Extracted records
◇ ◇ ◇

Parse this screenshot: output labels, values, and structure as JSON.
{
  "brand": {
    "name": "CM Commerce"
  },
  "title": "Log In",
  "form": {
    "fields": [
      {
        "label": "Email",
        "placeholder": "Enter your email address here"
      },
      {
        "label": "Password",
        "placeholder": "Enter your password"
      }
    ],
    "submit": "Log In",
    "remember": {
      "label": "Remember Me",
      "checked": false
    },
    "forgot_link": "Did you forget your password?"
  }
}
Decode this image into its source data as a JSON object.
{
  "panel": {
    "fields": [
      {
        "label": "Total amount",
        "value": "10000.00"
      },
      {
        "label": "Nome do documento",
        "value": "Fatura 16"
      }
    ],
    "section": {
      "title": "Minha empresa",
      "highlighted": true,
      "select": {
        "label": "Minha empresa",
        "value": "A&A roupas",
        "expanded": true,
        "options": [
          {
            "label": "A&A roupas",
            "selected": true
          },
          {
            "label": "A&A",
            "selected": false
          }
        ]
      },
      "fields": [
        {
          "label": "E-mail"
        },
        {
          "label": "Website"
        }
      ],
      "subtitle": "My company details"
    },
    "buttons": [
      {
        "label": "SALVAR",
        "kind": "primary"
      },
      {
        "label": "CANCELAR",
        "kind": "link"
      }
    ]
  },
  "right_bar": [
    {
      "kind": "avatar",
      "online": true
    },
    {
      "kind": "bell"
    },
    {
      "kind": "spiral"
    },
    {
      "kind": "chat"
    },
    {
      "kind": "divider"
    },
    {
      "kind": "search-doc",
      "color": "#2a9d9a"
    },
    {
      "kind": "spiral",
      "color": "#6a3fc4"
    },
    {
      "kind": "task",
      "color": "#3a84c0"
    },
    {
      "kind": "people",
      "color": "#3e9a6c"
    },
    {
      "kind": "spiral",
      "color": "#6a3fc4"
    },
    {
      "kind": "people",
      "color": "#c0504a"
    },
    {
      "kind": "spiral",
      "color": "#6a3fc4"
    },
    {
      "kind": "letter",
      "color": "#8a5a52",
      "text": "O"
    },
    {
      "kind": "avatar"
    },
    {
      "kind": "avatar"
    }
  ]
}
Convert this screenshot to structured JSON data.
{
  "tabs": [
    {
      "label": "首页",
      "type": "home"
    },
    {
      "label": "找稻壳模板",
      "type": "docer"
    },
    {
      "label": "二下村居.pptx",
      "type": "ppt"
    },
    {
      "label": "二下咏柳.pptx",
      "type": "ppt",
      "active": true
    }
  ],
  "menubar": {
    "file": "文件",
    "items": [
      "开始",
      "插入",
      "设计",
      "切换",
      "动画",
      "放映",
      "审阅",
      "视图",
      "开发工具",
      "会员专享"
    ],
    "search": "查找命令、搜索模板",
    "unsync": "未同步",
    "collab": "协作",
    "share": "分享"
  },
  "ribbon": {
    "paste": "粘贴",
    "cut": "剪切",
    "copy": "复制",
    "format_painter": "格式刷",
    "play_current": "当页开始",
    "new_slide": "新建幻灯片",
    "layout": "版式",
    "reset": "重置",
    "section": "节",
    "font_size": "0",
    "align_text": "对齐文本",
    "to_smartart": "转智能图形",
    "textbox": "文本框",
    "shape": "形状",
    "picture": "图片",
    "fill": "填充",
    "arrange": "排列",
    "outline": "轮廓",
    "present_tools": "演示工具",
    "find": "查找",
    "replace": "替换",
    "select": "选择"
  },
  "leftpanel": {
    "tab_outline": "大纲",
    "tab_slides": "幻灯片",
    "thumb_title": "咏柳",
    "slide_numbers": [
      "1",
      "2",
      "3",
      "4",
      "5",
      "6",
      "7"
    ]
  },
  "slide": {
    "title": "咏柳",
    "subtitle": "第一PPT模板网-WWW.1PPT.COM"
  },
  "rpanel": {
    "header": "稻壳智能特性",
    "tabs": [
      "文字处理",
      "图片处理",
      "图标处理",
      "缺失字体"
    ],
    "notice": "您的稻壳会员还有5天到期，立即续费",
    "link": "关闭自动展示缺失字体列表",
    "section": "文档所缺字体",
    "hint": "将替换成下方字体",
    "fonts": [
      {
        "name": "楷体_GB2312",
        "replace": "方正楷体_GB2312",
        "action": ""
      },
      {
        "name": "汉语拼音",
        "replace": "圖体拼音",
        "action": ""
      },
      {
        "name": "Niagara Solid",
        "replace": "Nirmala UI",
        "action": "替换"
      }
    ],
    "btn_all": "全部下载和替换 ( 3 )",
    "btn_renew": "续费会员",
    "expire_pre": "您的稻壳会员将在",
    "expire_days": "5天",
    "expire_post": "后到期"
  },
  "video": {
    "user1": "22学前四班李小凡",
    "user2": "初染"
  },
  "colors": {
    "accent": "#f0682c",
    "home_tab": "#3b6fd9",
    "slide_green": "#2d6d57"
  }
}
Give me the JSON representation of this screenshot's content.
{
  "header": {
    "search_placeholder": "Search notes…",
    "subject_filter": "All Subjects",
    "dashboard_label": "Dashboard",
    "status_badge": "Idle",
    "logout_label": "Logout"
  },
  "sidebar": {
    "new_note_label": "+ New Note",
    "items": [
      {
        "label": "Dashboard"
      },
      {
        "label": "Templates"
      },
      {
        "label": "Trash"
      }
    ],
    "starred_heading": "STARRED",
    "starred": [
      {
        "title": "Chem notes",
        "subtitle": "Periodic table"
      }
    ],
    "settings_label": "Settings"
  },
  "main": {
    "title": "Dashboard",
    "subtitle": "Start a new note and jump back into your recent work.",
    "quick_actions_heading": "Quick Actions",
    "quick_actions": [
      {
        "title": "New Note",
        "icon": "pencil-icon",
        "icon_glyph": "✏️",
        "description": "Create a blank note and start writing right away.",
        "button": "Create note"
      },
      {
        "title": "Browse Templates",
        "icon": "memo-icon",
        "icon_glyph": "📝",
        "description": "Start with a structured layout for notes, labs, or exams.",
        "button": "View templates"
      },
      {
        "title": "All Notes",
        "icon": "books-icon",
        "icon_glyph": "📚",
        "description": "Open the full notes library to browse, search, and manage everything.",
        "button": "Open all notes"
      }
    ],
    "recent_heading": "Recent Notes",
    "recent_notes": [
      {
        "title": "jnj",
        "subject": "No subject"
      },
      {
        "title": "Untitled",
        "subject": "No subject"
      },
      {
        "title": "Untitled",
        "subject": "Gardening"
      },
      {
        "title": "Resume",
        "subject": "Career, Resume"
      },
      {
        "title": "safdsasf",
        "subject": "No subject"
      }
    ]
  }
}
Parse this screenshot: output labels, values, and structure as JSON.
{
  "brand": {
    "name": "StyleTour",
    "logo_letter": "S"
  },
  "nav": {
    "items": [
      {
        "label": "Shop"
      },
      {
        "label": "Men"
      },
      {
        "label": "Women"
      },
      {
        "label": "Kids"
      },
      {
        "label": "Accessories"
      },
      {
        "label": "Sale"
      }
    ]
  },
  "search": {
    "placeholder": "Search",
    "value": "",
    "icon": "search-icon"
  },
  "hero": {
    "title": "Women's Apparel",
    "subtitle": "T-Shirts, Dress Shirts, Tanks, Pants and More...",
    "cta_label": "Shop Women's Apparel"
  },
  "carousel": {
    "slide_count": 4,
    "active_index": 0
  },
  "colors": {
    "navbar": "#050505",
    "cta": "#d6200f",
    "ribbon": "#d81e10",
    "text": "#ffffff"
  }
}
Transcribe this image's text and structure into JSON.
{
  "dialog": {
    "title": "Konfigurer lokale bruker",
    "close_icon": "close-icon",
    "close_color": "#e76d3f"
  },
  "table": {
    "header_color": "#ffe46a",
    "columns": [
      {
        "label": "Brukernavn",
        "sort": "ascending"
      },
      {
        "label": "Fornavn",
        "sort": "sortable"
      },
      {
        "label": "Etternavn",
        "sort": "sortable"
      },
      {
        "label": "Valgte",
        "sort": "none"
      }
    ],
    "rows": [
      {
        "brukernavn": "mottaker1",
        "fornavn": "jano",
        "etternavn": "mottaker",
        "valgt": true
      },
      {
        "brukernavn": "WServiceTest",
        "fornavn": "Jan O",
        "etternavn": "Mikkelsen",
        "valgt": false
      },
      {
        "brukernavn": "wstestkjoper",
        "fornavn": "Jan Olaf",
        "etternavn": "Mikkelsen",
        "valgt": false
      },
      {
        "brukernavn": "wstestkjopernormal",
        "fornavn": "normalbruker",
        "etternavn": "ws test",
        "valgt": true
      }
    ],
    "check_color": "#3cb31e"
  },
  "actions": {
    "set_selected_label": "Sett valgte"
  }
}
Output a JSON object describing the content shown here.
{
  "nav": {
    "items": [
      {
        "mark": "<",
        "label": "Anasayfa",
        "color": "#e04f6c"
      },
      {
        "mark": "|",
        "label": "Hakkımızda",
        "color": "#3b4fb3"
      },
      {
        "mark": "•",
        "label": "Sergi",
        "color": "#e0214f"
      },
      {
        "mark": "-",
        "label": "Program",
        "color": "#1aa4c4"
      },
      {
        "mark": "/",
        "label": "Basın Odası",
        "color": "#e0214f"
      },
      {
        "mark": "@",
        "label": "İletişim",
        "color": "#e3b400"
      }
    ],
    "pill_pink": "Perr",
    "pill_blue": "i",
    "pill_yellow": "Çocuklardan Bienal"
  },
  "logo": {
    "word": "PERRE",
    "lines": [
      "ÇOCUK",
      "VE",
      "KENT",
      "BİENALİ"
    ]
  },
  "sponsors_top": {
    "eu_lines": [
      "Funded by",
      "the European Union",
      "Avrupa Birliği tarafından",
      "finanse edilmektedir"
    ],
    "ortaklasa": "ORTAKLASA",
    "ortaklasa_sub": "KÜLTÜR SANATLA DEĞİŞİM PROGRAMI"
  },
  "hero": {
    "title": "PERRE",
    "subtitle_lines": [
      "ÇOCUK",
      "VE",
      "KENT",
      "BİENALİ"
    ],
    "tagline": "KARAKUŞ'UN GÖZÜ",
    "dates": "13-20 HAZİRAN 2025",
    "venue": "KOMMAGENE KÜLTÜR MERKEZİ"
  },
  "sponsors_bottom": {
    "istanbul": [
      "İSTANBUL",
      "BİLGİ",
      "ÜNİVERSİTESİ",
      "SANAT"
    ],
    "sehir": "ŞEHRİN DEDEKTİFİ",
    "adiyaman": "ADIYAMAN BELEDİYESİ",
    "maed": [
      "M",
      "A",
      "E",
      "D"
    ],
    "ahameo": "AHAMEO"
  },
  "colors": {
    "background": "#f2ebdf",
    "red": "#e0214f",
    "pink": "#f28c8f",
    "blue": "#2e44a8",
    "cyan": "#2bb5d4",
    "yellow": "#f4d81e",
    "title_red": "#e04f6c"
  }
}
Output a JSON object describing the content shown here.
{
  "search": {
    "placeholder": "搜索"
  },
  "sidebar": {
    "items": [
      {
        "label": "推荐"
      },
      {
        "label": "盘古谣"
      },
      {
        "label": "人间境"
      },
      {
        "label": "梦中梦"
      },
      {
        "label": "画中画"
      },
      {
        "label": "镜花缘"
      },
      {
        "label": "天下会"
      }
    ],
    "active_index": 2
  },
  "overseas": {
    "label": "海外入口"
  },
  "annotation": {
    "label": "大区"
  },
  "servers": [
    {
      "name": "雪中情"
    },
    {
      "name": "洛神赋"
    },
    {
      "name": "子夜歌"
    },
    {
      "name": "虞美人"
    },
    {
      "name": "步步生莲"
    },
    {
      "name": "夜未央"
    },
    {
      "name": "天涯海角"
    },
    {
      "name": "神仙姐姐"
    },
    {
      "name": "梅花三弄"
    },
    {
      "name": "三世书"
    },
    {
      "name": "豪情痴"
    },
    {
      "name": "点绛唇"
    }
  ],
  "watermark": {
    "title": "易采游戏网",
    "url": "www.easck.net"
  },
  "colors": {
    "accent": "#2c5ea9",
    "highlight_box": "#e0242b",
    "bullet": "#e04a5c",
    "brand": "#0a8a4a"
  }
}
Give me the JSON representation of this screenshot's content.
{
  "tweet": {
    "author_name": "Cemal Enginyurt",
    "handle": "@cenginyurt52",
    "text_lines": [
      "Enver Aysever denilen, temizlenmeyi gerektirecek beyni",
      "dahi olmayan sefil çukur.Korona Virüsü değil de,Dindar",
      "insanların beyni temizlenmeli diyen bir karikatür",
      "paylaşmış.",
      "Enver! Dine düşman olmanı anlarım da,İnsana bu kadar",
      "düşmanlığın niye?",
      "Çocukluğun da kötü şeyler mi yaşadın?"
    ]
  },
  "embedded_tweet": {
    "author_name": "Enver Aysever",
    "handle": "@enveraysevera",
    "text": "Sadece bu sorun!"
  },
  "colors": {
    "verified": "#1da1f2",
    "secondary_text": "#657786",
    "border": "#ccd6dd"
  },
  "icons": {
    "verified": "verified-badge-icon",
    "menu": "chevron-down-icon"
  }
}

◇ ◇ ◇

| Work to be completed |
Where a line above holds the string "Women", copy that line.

| Task solution |
        "label": "Women"
    "title": "Women's Apparel",
    "cta_label": "Shop Women's Apparel"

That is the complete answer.